From the data provided by USDA on the Actual Slaughter Under Federal Inspection report, I was able to compare 2019 slaughter records to 2018 records. As of the first week of November 2019, there have been 29,000,496 cattle processed, which includes steers, heifers, dairy cows, other cows and bulls; there have been 14,378,668 steers processed and 8,563,277 heifers processed. Those numbers don't really mean anything until they are compared to 2018 figures. Year-to-date slaughter records show that, for the first week of November 2018, slaughter totaled 27,295,007 head with 14,090,572 steers and 7,619,968 heifers processed.

Year-to-Year Comparison
Total Slaughter: 1,705,489.00 more cattle processed in 2019 ... up 6%
Total Steers: 288,096.00 more steers processed in 2019 ... up 2%
Total Heifers: 943,309.00 more heifers processed in 2019 ... up 11%
Total Cows: 169,200 more cows processed in 2019 ... up 3%

Based on the Cattle Inventory report released in January and July of each year by USDA, the most recent numbers showed that cows and heifers that have calved totaled 41.7 million (slightly below the July 2018 figure of 41.8 million), and all heifers, 500 pounds and over, totaled 16.4 million (1% above the 16.3 million in July 2018). Since 2014, the U.S. beef cow herd has grown substantially -- from around 30 million head to the recent 32.4 million head.

Given that there is still a little over a month left in 2019 -- and if boxed beef prices continue to climb or even remain steady -- 2019's total slaughter figures will be outstanding. But as cattlemen begin to eye 2020 and ponder what the year will be, the effect of this year's slaughter on the U.S. domestic cow herd shouldn't be overlooked.

This year, 11% more heifers have been processed than last year, and there have been 3% more cows processed. So, not only are we processing the older cows that would typically fall out of the cow herd anyway, but we are also processing young females that could have potentially gone on to raise calves. As you probably realize, this will have an effect on our nation's cow herd: fewer cows, fewer calves produced, beef demand still strong and gaining popularity in foreign countries, all while the pork industry is in utter panic over the tumultuous effects of the African swine fever outbreak.

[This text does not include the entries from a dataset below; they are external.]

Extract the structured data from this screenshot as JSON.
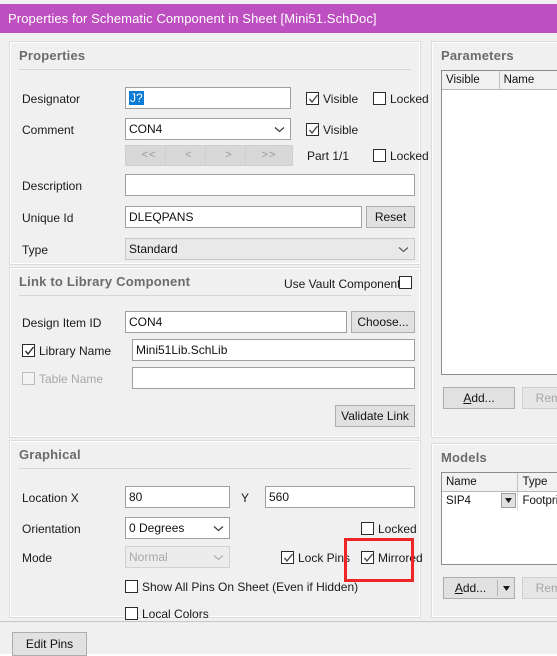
{
  "window": {
    "title": "Properties for Schematic Component in Sheet [Mini51.SchDoc]",
    "titlebar_color": "#bd4fc0",
    "annotation_color": "#ef2424"
  },
  "properties": {
    "title": "Properties",
    "designator": {
      "label": "Designator",
      "value": "J?",
      "visible_label": "Visible",
      "visible_checked": true,
      "locked_label": "Locked",
      "locked_checked": false
    },
    "comment": {
      "label": "Comment",
      "value": "CON4",
      "visible_label": "Visible",
      "visible_checked": true
    },
    "part_nav": {
      "first_label": "<<",
      "prev_label": "<",
      "next_label": ">",
      "last_label": ">>",
      "part_text": "Part 1/1",
      "locked_label": "Locked",
      "locked_checked": false
    },
    "description": {
      "label": "Description",
      "value": ""
    },
    "unique_id": {
      "label": "Unique Id",
      "value": "DLEQPANS",
      "reset_label": "Reset"
    },
    "type": {
      "label": "Type",
      "value": "Standard"
    }
  },
  "link_library": {
    "title": "Link to Library Component",
    "use_vault_label": "Use Vault Component",
    "use_vault_checked": false,
    "design_item_id": {
      "label": "Design Item ID",
      "value": "CON4",
      "choose_label": "Choose..."
    },
    "library_name": {
      "label": "Library Name",
      "value": "Mini51Lib.SchLib",
      "checked": true
    },
    "table_name": {
      "label": "Table Name",
      "value": "",
      "checked": false,
      "disabled": true
    },
    "validate_label": "Validate Link"
  },
  "graphical": {
    "title": "Graphical",
    "location": {
      "label": "Location  X",
      "x_value": "80",
      "y_label": "Y",
      "y_value": "560"
    },
    "orientation": {
      "label": "Orientation",
      "value": "0 Degrees"
    },
    "mode": {
      "label": "Mode",
      "value": "Normal",
      "disabled": true
    },
    "locked": {
      "label": "Locked",
      "checked": false
    },
    "lock_pins": {
      "label": "Lock Pins",
      "checked": true
    },
    "mirrored": {
      "label": "Mirrored",
      "checked": true,
      "highlighted": true
    },
    "show_all_pins": {
      "label": "Show All Pins On Sheet (Even if Hidden)",
      "checked": false
    },
    "local_colors": {
      "label": "Local Colors",
      "checked": false
    }
  },
  "parameters": {
    "title": "Parameters",
    "columns": [
      "Visible",
      "Name"
    ],
    "rows": [],
    "add_label": "Add...",
    "remove_label": "Remove",
    "remove_disabled": true
  },
  "models": {
    "title": "Models",
    "columns": [
      "Name",
      "Type"
    ],
    "rows": [
      {
        "name": "SIP4",
        "type": "Footprint"
      }
    ],
    "add_label": "Add...",
    "remove_label": "Remove",
    "remove_disabled": true
  },
  "footer": {
    "edit_pins_label": "Edit Pins"
  }
}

That's only half of the circumstance! If you were to walk into your nearest sale barn today, I'd bet money that you'd find a wall somewhere in the building that's covered with cow dispersals. Nebraska, Wyoming, Montana and parts of the Dakotas have had full dispersion sales nearly every week this fall. Cattlemen are tired, short of money and not interested in going through another winter like last year.

But aren't all opportunities kind of like this year's cattle market? They come in the least-opportunistic times, covered in work, toil and the constant worry of whether you made the right decision. My grandpa, a sheep-herder who's getting long in the tooth but still has a love for first-calf heifers, always says, "You make your money the day you buy, not the day you sell."

Though this year has wreaked havoc on many producers, there is opportunity in times like this. Young females are being processed, old cows are being processed and the heart of cow-calf country is cutting back. And, thankfully, demand has kept slaughter aggressive, and packers are still hungry for more. The West wasn't won while eating salad or fake meat; shimmers of opportunity and prosperity may lay ahead.

ShayLe Stewart can be reached at


ShayLe Stewart